Masquerading: Rename System Utilities

Adversaries may rename legitimate system utilities to try to evade security mechanisms concerning the usage of those utilities. Security monitoring and control mechanisms may be in place for system utilities adversaries are capable of abusing. [1] It may be possible to bypass those security mechanisms by renaming the utility prior to utilization (ex: rename rundll32.exe). [2] An alternative case occurs when a legitimate utility is copied or moved to a different directory and renamed to avoid detections based on system utilities executing from non-standard paths. [3]

ID: T1036.003
Sub-technique of:  T1036
Tactic: Defense Evasion
Platforms: Linux, Windows, macOS
Data Sources: Binary file metadata, File monitoring, Process command-line parameters, Process monitoring
Version: 1.0
Created: 10 February 2020
Last Modified: 10 February 2020

Procedure Examples

Name Description
APT32

APT32 has moved and renamed pubprn.vbs to a .txt file to avoid detection.[7]

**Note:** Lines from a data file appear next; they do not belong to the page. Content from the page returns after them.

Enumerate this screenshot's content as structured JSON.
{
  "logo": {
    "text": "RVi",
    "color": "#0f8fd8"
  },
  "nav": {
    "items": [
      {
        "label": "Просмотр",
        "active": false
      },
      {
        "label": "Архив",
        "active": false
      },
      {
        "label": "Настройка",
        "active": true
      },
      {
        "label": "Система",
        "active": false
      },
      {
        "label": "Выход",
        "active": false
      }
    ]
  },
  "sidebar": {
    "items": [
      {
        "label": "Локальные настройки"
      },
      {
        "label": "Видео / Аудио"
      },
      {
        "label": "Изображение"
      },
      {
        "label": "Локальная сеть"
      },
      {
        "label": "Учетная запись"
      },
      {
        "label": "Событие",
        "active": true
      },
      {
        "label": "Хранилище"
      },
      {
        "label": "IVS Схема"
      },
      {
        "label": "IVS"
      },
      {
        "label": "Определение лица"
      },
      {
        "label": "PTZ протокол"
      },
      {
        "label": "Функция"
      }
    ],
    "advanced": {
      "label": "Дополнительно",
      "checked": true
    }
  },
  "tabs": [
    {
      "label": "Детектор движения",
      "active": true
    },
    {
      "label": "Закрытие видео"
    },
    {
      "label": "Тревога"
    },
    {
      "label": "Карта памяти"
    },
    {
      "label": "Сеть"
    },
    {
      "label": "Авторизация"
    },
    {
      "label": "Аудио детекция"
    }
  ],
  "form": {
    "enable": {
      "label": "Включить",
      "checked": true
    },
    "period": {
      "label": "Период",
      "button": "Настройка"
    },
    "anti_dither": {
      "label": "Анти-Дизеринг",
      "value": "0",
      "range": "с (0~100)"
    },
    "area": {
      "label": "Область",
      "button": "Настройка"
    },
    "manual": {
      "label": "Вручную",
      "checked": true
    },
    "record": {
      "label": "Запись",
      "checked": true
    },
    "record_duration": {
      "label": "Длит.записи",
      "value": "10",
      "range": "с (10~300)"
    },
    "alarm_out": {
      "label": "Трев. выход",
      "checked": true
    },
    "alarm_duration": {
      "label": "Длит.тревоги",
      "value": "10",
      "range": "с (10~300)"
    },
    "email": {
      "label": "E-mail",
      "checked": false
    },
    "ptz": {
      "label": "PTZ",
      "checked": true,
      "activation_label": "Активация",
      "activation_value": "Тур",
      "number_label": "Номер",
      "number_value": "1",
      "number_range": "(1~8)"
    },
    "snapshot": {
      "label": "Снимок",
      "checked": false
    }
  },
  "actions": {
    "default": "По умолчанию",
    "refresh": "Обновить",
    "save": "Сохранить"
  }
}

CozyCar

The CozyCar dropper has masqueraded a copy of the infected system's rundll32.exe executable that was moved to the malware's install directory and renamed according to a predefined configuration file.[3]

menuPass

menuPass has renamed certutil and moved it to a different location on the system to avoid detection based on use of the tool.[8]

NotPetya

NotPetya drops PsExec with the filename dllhost.dat.[4]

PLATINUM

PLATINUM has renamed rar.exe to avoid detection.[5]

Soft Cell

Soft Cell used a renamed cmd.exe file to evade detection.[6]

Mitigations

Mitigation Description
Restrict File and Directory Permissions

Use file system access controls to protect folders such as C:\Windows\System32.

Detection

If file names are mismatched between the file name on disk and that of the binary's PE metadata, this is a likely indicator that a binary was renamed after it was compiled. Collecting and comparing disk and resource filenames for binaries by looking to see if the InternalName, OriginalFilename, and/or ProductName match what is expected could provide useful leads, but may not always be indicative of malicious activity. [2] Do not focus on the possible names a file could have, but instead on the command-line arguments that are known to be used and are distinct because it will have a better rate of detection.[9]

References